WHAT NEEDS TO BE DONE
Nothing in the entries may be altered; copy them all exactly.

════════════════

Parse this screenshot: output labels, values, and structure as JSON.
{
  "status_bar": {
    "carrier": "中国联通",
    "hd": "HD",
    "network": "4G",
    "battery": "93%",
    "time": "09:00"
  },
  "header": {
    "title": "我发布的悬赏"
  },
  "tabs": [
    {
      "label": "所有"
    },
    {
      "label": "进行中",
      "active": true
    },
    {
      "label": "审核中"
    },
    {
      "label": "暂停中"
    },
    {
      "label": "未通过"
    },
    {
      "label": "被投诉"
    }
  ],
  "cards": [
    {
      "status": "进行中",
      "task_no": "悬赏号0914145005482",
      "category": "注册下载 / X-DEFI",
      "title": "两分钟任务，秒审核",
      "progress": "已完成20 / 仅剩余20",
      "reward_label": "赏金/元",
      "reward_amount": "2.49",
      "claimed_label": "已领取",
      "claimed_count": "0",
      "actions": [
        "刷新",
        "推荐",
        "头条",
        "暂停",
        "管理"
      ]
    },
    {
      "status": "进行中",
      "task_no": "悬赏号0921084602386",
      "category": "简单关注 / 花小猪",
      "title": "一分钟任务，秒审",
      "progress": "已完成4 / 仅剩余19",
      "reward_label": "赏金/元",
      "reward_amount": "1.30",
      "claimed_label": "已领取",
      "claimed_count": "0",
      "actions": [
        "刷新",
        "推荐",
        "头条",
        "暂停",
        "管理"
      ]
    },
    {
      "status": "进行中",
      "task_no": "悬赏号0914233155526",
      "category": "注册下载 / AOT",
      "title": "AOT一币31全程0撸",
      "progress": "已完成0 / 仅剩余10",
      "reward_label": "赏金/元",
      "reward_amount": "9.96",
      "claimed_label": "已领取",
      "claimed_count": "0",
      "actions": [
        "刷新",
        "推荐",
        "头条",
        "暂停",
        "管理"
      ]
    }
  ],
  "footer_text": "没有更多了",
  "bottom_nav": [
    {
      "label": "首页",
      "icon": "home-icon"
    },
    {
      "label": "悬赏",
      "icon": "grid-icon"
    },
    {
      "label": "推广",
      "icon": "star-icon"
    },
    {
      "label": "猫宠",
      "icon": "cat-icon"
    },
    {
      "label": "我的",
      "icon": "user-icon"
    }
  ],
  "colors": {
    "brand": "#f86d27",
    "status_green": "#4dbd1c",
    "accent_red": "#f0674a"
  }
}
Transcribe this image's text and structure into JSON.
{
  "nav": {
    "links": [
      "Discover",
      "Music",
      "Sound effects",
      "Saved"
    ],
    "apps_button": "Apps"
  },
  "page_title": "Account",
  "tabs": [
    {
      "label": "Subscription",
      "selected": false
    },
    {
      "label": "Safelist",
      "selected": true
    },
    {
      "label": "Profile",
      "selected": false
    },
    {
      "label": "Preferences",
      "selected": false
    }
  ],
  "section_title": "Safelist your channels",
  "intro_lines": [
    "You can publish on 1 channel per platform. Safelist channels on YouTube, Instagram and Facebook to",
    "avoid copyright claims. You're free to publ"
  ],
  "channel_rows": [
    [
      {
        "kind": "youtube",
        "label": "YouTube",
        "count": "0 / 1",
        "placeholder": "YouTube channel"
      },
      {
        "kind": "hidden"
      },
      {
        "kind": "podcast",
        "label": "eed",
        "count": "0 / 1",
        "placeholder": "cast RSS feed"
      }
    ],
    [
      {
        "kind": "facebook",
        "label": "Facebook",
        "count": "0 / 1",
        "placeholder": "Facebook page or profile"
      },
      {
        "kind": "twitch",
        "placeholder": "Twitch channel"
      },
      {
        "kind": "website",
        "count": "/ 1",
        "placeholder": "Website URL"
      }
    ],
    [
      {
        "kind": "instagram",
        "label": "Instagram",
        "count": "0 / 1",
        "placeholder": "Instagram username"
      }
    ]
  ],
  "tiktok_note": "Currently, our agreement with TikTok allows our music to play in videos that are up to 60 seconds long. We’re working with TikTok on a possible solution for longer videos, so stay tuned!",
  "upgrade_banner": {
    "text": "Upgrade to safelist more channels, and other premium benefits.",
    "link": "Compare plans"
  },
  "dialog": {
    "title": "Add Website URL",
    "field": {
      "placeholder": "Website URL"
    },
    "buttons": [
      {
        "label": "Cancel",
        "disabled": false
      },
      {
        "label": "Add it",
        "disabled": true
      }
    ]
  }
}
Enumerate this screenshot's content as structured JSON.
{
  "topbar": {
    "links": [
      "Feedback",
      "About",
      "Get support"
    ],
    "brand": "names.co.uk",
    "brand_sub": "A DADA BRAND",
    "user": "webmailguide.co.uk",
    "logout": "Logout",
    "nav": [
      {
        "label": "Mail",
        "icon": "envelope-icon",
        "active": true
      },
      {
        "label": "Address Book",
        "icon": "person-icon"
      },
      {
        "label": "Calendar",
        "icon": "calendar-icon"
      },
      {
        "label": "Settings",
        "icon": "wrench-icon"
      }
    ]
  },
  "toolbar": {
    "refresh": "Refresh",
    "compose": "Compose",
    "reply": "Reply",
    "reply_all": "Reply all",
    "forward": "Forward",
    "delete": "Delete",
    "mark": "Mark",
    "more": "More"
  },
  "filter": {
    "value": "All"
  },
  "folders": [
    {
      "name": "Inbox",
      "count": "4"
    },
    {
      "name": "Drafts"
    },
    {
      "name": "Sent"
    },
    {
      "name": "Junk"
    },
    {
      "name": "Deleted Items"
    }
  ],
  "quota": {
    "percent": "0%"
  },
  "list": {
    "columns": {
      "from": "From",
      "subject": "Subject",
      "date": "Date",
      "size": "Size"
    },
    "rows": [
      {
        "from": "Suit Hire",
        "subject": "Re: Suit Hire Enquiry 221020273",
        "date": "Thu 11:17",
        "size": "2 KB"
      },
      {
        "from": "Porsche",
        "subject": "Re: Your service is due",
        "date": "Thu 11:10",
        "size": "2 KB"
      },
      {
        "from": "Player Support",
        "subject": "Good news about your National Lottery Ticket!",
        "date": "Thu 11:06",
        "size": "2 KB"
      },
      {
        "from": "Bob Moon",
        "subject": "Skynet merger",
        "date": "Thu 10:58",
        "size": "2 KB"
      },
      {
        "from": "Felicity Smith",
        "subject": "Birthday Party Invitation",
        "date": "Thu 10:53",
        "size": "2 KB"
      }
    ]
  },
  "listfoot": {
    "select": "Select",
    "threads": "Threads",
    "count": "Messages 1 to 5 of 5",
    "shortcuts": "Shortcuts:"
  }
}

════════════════

SOLVED EXERCISE
Parse this screenshot: output labels, values, and structure as JSON.
{
  "status_bar": {
    "carrier": "中国联通",
    "hd": "HD",
    "network": "4G",
    "battery": "93%",
    "time": "09:00"
  },
  "header": {
    "title": "我发布的悬赏"
  },
  "tabs": [
    {
      "label": "所有"
    },
    {
      "label": "进行中",
      "active": true
    },
    {
      "label": "审核中"
    },
    {
      "label": "暂停中"
    },
    {
      "label": "未通过"
    },
    {
      "label": "被投诉"
    }
  ],
  "cards": [
    {
      "status": "进行中",
      "task_no": "悬赏号0914145005482",
      "category": "注册下载 / X-DEFI",
      "title": "两分钟任务，秒审核",
      "progress": "已完成20 / 仅剩余20",
      "reward_label": "赏金/元",
      "reward_amount": "2.49",
      "claimed_label": "已领取",
      "claimed_count": "0",
      "actions": [
        "刷新",
        "推荐",
        "头条",
        "暂停",
        "管理"
      ]
    },
    {
      "status": "进行中",
      "task_no": "悬赏号0921084602386",
      "category": "简单关注 / 花小猪",
      "title": "一分钟任务，秒审",
      "progress": "已完成4 / 仅剩余19",
      "reward_label": "赏金/元",
      "reward_amount": "1.30",
      "claimed_label": "已领取",
      "claimed_count": "0",
      "actions": [
        "刷新",
        "推荐",
        "头条",
        "暂停",
        "管理"
      ]
    },
    {
      "status": "进行中",
      "task_no": "悬赏号0914233155526",
      "category": "注册下载 / AOT",
      "title": "AOT一币31全程0撸",
      "progress": "已完成0 / 仅剩余10",
      "reward_label": "赏金/元",
      "reward_amount": "9.96",
      "claimed_label": "已领取",
      "claimed_count": "0",
      "actions": [
        "刷新",
        "推荐",
        "头条",
        "暂停",
        "管理"
      ]
    }
  ],
  "footer_text": "没有更多了",
  "bottom_nav": [
    {
      "label": "首页",
      "icon": "home-icon"
    },
    {
      "label": "悬赏",
      "icon": "grid-icon"
    },
    {
      "label": "推广",
      "icon": "star-icon"
    },
    {
      "label": "猫宠",
      "icon": "cat-icon"
    },
    {
      "label": "我的",
      "icon": "user-icon"
    }
  ],
  "colors": {
    "brand": "#f86d27",
    "status_green": "#4dbd1c",
    "accent_red": "#f0674a"
  }
}
Transcribe this image's text and structure into JSON.
{
  "nav": {
    "links": [
      "Discover",
      "Music",
      "Sound effects",
      "Saved"
    ],
    "apps_button": "Apps"
  },
  "page_title": "Account",
  "tabs": [
    {
      "label": "Subscription",
      "selected": false
    },
    {
      "label": "Safelist",
      "selected": true
    },
    {
      "label": "Profile",
      "selected": false
    },
    {
      "label": "Preferences",
      "selected": false
    }
  ],
  "section_title": "Safelist your channels",
  "intro_lines": [
    "You can publish on 1 channel per platform. Safelist channels on YouTube, Instagram and Facebook to",
    "avoid copyright claims. You're free to publ"
  ],
  "channel_rows": [
    [
      {
        "kind": "youtube",
        "label": "YouTube",
        "count": "0 / 1",
        "placeholder": "YouTube channel"
      },
      {
        "kind": "hidden"
      },
      {
        "kind": "podcast",
        "label": "eed",
        "count": "0 / 1",
        "placeholder": "cast RSS feed"
      }
    ],
    [
      {
        "kind": "facebook",
        "label": "Facebook",
        "count": "0 / 1",
        "placeholder": "Facebook page or profile"
      },
      {
        "kind": "twitch",
        "placeholder": "Twitch channel"
      },
      {
        "kind": "website",
        "count": "/ 1",
        "placeholder": "Website URL"
      }
    ],
    [
      {
        "kind": "instagram",
        "label": "Instagram",
        "count": "0 / 1",
        "placeholder": "Instagram username"
      }
    ]
  ],
  "tiktok_note": "Currently, our agreement with TikTok allows our music to play in videos that are up to 60 seconds long. We’re working with TikTok on a possible solution for longer videos, so stay tuned!",
  "upgrade_banner": {
    "text": "Upgrade to safelist more channels, and other premium benefits.",
    "link": "Compare plans"
  },
  "dialog": {
    "title": "Add Website URL",
    "field": {
      "placeholder": "Website URL"
    },
    "buttons": [
      {
        "label": "Cancel",
        "disabled": false
      },
      {
        "label": "Add it",
        "disabled": true
      }
    ]
  }
}
Enumerate this screenshot's content as structured JSON.
{
  "topbar": {
    "links": [
      "Feedback",
      "About",
      "Get support"
    ],
    "brand": "names.co.uk",
    "brand_sub": "A DADA BRAND",
    "user": "webmailguide.co.uk",
    "logout": "Logout",
    "nav": [
      {
        "label": "Mail",
        "icon": "envelope-icon",
        "active": true
      },
      {
        "label": "Address Book",
        "icon": "person-icon"
      },
      {
        "label": "Calendar",
        "icon": "calendar-icon"
      },
      {
        "label": "Settings",
        "icon": "wrench-icon"
      }
    ]
  },
  "toolbar": {
    "refresh": "Refresh",
    "compose": "Compose",
    "reply": "Reply",
    "reply_all": "Reply all",
    "forward": "Forward",
    "delete": "Delete",
    "mark": "Mark",
    "more": "More"
  },
  "filter": {
    "value": "All"
  },
  "folders": [
    {
      "name": "Inbox",
      "count": "4"
    },
    {
      "name": "Drafts"
    },
    {
      "name": "Sent"
    },
    {
      "name": "Junk"
    },
    {
      "name": "Deleted Items"
    }
  ],
  "quota": {
    "percent": "0%"
  },
  "list": {
    "columns": {
      "from": "From",
      "subject": "Subject",
      "date": "Date",
      "size": "Size"
    },
    "rows": [
      {
        "from": "Suit Hire",
        "subject": "Re: Suit Hire Enquiry 221020273",
        "date": "Thu 11:17",
        "size": "2 KB"
      },
      {
        "from": "Porsche",
        "subject": "Re: Your service is due",
        "date": "Thu 11:10",
        "size": "2 KB"
      },
      {
        "from": "Player Support",
        "subject": "Good news about your National Lottery Ticket!",
        "date": "Thu 11:06",
        "size": "2 KB"
      },
      {
        "from": "Bob Moon",
        "subject": "Skynet merger",
        "date": "Thu 10:58",
        "size": "2 KB"
      },
      {
        "from": "Felicity Smith",
        "subject": "Birthday Party Invitation",
        "date": "Thu 10:53",
        "size": "2 KB"
      }
    ]
  },
  "listfoot": {
    "select": "Select",
    "threads": "Threads",
    "count": "Messages 1 to 5 of 5",
    "shortcuts": "Shortcuts:"
  }
}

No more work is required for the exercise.